Dearborn optimism climbed to new heights for a high-performance version of the Americanized Mondeo, the Contour SVT, prior to its 1998-model-year debut. Here’s a fiery red ’99 in a Denver wrecking yard.
The appeal of the hot family sedan should be obvious. A car offering both family hauling utility and apex-hunting ability means, in theory, that the sports sedan should be the ideal cool dad car. BMW has been the king of this market for decades.
In practice, though, there are often too many compromises between comfort and performance that doom the sports sedan in the eyes of buyers.
TTAC Commentator sastexan writes:
Hi Sajeev, I have to find a new mechanic – my former mechanic is permanently disabled (bad shoulder – he can’t even hold a gallon jug of milk with his right arm) and his old shop is just not responsive – or as competent as I demand. So, with great heartburn, I have to find a new shop for those repairs I am either unable or unwilling to perform myself: which is most since I do not have a garage or even a driveway, much less a lift or even jack stands as the street in front of our house is pretty well sloped.
The cars in question are my resto-mod 3.0L Contour SVT, my wife’s Camry and probably my mother in law’s Millenia S (with the weird miller cycle engine). I can tackle basic repairs with my car, but sometimes it’s just easier to have someone else do it.
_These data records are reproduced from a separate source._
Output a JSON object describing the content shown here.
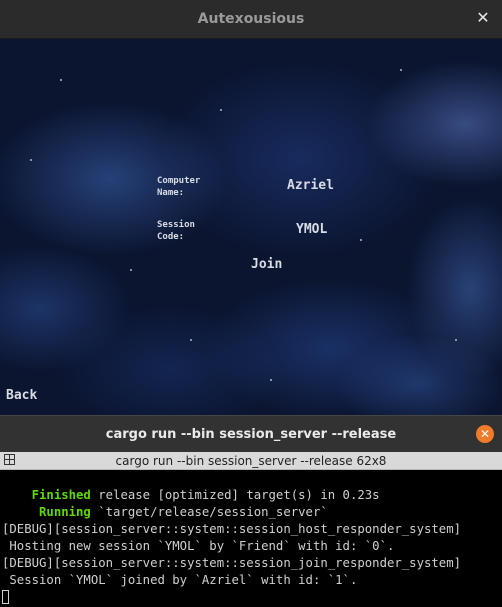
{
  "game_window": {
    "title": "Autexousious",
    "close_glyph": "✕",
    "form": {
      "computer_name_label": "Computer\nName:",
      "computer_name_value": "Azriel",
      "session_code_label": "Session\nCode:",
      "session_code_value": "YMOL",
      "join_label": "Join",
      "back_label": "Back"
    }
  },
  "terminal_window": {
    "title": "cargo run --bin session_server --release",
    "close_glyph": "✕",
    "tab_title": "cargo run --bin session_server --release 62x8",
    "lines": [
      {
        "prefix": "    Finished",
        "text": " release [optimized] target(s) in 0.23s"
      },
      {
        "prefix": "     Running",
        "text": " `target/release/session_server`"
      },
      {
        "prefix": "",
        "text": "[DEBUG][session_server::system::session_host_responder_system]"
      },
      {
        "prefix": "",
        "text": " Hosting new session `YMOL` by `Friend` with id: `0`."
      },
      {
        "prefix": "",
        "text": "[DEBUG][session_server::system::session_join_responder_system]"
      },
      {
        "prefix": "",
        "text": " Session `YMOL` joined by `Azriel` with id: `1`."
      }
    ]
  },
  "colors": {
    "terminal_green": "#5fd700",
    "close_button_orange": "#f07b2b",
    "space_blue": "#0b1530"
  }
}
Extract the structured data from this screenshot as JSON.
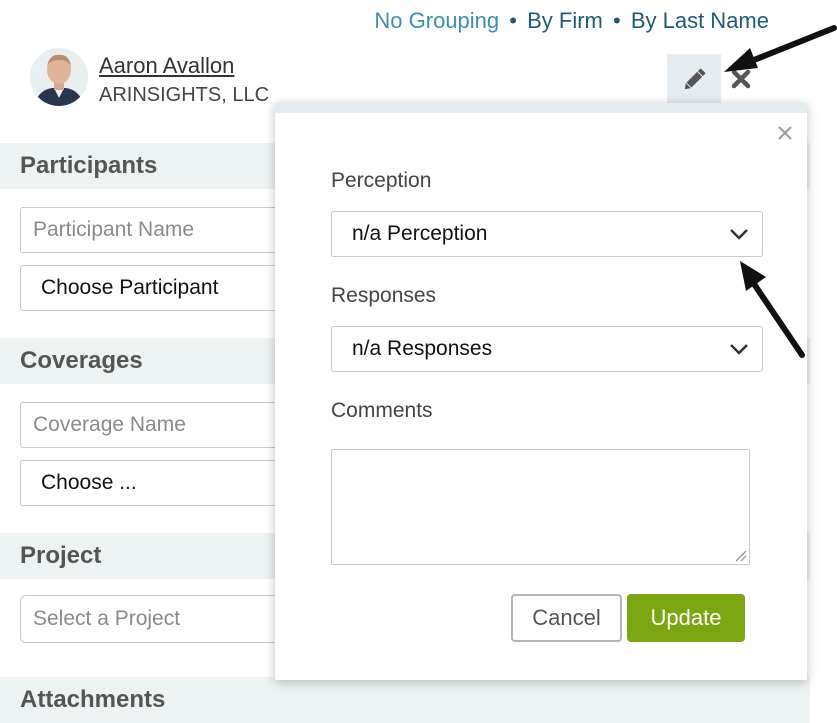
{
  "grouping": {
    "options": [
      "No Grouping",
      "By Firm",
      "By Last Name"
    ],
    "separator": "•"
  },
  "user": {
    "name": "Aaron Avallon",
    "firm": "ARINSIGHTS, LLC"
  },
  "toolbar": {
    "edit_icon": "pencil-icon",
    "remove_icon": "close-icon"
  },
  "sections": {
    "participants": {
      "title": "Participants",
      "name_placeholder": "Participant Name",
      "choose_label": "Choose Participant"
    },
    "coverages": {
      "title": "Coverages",
      "name_placeholder": "Coverage Name",
      "choose_label": "Choose ..."
    },
    "project": {
      "title": "Project",
      "select_placeholder": "Select a Project"
    },
    "attachments": {
      "title": "Attachments"
    }
  },
  "modal": {
    "perception_label": "Perception",
    "perception_value": "n/a Perception",
    "responses_label": "Responses",
    "responses_value": "n/a Responses",
    "comments_label": "Comments",
    "comments_value": "",
    "cancel_label": "Cancel",
    "update_label": "Update"
  },
  "colors": {
    "link": "#1e5a7a",
    "link_active": "#3a8fb3",
    "section_bg": "#edf2f3",
    "update_button": "#7ca610"
  }
}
How should one go about finding a new mechanic / shop? What questions do you ask to determine competence? I proved a long time ago that I knew more than my local Ford dealers (including causing service advisers to get fired due to my complaining about their ignorance – including yelling at one standing underneath my car on a lift arguing about the rear sway bars), but I am not opposed to company shops if I know the mechanics are competent and the rates reasonable.